[Interface dataset entries]

■ ■ ■

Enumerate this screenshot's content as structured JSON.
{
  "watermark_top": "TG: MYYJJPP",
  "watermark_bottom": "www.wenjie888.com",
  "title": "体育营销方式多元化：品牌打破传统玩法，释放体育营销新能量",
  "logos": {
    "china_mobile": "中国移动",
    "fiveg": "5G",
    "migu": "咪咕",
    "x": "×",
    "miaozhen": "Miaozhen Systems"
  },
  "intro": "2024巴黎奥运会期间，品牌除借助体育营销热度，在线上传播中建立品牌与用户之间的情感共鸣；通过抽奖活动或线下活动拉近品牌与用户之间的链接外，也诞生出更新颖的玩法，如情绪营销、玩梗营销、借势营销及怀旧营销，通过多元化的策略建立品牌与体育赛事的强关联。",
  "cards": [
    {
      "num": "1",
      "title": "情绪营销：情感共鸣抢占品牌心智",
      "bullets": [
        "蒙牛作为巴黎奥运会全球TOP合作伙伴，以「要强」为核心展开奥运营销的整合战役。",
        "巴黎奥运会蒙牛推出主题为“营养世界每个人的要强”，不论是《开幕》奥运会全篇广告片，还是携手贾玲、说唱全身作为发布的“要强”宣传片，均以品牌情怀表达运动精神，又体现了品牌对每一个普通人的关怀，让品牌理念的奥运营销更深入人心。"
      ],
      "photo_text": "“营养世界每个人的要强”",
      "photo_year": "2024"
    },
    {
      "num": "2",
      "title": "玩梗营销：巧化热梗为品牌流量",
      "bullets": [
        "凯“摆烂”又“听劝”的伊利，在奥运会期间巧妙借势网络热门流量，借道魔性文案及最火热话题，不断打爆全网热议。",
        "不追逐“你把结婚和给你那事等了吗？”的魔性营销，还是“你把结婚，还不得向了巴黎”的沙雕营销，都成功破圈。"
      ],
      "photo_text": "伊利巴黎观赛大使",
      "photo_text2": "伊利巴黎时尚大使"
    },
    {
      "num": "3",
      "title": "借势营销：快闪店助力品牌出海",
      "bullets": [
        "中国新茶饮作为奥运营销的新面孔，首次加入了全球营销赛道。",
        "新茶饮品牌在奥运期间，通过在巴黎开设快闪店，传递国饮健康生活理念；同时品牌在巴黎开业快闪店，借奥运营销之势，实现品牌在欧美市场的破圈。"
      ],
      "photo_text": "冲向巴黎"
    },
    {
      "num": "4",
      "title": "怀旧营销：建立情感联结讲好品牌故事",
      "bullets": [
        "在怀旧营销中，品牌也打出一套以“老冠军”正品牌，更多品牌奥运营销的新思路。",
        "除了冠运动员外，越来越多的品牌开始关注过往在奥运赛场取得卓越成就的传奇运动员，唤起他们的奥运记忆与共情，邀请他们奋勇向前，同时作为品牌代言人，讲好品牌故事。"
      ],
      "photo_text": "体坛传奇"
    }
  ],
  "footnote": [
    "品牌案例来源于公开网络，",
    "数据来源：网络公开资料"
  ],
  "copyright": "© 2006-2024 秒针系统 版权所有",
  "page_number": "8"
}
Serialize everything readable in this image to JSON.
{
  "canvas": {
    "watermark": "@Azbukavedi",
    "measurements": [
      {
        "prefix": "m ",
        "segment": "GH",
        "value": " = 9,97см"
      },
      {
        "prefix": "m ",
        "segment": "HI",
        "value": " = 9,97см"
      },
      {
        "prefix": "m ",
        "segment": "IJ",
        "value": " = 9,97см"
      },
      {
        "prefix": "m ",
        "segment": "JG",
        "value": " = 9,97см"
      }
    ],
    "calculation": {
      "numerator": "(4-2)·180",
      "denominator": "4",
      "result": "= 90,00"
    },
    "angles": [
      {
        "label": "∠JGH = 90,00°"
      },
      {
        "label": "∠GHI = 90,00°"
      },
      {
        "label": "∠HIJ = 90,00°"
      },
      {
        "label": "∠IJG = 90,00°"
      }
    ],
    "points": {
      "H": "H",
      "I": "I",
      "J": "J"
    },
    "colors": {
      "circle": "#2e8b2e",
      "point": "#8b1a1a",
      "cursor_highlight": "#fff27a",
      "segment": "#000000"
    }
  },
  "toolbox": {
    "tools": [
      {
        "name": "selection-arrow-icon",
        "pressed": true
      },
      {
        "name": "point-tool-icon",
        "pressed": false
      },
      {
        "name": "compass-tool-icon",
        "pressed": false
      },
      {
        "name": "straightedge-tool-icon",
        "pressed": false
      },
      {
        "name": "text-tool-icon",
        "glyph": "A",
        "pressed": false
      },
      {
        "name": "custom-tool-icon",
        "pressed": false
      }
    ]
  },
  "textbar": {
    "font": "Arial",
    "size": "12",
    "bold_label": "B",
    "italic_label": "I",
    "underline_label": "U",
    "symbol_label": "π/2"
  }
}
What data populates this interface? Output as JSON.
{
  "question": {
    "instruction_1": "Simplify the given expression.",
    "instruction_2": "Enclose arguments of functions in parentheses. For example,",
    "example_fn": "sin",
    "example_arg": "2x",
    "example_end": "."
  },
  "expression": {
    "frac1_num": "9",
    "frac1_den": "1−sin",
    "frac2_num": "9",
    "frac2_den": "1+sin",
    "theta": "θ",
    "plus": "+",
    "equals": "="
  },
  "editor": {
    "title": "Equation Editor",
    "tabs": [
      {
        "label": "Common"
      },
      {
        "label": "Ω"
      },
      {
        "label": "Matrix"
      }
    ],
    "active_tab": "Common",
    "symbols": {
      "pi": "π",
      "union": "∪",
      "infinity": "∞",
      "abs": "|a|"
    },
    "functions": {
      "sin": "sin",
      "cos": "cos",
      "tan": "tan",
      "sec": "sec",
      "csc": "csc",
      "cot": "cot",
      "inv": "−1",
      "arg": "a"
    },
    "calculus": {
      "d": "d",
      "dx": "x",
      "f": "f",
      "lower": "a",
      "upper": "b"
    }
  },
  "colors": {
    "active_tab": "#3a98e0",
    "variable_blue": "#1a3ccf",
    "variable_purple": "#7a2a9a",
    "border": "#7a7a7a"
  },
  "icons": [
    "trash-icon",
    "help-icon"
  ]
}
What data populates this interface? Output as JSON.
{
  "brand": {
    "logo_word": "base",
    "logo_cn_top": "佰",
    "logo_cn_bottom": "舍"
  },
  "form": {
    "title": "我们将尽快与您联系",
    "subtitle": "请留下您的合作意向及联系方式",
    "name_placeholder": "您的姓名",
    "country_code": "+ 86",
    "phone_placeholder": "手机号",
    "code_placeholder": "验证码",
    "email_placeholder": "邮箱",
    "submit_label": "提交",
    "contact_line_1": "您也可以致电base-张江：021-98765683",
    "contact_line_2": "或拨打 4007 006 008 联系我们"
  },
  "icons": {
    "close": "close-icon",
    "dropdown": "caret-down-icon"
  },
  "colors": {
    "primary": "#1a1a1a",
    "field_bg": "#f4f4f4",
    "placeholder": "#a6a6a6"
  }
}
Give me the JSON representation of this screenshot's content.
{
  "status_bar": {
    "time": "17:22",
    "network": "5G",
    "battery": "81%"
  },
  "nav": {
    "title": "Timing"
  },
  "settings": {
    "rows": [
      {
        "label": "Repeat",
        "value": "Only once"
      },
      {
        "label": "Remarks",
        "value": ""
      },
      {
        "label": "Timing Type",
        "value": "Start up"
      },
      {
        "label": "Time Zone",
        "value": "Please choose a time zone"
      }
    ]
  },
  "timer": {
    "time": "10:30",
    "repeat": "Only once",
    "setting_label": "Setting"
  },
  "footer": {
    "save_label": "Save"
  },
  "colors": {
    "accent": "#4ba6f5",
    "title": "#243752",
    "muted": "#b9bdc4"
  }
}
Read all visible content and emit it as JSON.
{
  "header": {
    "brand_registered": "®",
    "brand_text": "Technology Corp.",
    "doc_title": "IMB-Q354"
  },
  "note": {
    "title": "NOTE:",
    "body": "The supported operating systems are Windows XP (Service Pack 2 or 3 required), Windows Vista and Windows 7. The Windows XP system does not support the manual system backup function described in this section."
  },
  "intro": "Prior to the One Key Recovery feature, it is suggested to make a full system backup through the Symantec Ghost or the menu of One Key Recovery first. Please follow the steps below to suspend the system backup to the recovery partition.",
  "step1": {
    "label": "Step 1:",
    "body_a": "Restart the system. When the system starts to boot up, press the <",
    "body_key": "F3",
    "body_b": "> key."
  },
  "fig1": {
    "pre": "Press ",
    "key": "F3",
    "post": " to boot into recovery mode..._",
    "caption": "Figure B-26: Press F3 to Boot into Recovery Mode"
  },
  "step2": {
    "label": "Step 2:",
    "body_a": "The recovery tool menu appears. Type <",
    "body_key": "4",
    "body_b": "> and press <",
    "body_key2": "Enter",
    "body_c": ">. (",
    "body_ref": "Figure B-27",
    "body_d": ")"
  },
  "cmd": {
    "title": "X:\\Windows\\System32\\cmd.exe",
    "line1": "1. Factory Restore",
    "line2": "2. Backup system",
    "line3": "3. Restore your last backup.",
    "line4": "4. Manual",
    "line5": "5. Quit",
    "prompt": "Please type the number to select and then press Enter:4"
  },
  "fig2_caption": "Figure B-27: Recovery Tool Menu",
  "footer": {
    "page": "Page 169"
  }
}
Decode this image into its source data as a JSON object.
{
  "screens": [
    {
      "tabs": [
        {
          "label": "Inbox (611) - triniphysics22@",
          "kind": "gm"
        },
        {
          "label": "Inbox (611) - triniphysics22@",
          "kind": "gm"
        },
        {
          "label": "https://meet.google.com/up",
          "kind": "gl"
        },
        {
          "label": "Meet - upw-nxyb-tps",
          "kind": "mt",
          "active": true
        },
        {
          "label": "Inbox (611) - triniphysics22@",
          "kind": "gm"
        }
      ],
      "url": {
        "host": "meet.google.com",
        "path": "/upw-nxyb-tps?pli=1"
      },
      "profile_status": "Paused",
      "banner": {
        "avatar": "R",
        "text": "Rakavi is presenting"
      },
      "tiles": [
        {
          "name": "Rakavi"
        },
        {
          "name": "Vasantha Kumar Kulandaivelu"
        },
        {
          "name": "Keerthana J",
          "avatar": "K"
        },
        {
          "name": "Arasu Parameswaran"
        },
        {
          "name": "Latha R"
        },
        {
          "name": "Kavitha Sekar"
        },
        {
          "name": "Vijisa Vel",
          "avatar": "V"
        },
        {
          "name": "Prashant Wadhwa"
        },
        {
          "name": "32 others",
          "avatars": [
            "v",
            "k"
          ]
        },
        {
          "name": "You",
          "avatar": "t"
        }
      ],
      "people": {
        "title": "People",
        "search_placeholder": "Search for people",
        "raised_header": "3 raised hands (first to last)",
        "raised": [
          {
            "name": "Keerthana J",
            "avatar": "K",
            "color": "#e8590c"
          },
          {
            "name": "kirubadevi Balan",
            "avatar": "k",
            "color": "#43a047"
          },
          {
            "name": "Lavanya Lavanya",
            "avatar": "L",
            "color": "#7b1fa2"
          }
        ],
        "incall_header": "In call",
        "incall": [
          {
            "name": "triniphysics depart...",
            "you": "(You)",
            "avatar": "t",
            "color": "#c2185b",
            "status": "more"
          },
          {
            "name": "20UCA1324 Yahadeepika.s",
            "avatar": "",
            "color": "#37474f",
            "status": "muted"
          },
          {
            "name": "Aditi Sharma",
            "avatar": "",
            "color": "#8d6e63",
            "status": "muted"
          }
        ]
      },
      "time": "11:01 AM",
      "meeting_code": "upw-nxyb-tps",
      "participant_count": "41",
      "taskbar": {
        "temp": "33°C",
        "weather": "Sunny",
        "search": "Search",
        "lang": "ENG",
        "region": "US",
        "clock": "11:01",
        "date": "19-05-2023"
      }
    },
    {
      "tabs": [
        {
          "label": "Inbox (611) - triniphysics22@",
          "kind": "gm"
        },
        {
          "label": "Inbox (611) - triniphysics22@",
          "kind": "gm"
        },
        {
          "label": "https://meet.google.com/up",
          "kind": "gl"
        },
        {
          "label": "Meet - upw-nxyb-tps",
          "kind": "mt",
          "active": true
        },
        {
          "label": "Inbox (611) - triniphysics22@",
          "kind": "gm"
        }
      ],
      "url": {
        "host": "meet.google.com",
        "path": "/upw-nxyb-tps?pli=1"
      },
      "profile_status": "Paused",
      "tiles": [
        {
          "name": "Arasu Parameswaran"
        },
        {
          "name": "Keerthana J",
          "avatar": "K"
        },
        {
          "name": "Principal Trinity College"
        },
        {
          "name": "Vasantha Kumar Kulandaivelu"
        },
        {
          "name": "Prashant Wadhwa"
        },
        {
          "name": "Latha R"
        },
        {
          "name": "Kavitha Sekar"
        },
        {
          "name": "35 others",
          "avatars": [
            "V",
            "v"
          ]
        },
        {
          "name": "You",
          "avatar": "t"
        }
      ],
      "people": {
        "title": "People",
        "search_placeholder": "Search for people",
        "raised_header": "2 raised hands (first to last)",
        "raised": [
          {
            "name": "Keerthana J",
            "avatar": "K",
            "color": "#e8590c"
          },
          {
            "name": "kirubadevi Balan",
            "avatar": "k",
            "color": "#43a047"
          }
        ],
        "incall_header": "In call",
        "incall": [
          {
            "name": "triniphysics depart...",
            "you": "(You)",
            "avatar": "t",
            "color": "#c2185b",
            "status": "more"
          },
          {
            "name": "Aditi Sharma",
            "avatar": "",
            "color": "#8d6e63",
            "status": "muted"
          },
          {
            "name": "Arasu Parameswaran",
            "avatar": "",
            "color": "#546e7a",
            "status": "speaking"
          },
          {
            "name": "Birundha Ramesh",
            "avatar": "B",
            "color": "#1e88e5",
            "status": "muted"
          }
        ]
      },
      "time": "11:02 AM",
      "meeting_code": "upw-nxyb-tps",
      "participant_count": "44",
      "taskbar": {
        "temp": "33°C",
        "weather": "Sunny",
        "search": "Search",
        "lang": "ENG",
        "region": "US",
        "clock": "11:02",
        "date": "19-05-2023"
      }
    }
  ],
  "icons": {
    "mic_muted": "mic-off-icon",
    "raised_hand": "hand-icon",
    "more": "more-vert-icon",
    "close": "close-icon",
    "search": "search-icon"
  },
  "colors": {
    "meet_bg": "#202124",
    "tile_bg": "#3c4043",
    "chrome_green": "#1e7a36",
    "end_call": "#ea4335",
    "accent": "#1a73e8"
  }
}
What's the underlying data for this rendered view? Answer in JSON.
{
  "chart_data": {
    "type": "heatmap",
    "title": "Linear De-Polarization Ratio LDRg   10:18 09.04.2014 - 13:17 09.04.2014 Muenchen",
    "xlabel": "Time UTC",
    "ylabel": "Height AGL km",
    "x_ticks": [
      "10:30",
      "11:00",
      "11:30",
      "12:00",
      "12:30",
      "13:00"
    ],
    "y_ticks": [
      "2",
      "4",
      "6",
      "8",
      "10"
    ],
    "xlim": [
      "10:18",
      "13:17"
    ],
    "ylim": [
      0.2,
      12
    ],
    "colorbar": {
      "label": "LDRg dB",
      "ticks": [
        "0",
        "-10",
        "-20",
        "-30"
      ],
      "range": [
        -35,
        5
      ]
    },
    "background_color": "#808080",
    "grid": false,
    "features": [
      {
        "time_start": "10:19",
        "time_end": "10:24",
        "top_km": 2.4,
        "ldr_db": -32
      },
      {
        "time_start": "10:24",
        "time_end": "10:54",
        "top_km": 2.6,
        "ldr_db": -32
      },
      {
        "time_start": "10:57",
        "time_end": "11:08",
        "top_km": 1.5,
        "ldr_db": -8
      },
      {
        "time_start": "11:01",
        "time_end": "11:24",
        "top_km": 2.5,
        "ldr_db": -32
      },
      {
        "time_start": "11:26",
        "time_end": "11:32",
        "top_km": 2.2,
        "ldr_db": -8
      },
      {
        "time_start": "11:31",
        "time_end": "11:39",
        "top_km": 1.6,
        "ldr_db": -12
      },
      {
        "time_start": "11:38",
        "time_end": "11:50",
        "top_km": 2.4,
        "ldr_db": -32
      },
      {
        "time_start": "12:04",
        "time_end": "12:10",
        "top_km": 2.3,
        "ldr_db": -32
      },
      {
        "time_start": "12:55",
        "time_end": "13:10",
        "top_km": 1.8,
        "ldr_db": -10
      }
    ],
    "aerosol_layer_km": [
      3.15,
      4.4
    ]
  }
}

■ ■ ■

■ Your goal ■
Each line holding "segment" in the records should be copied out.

■ Expected output ■
        "segment": "GH",
        "segment": "HI",
        "segment": "IJ",
        "segment": "JG",
      "segment": "#000000"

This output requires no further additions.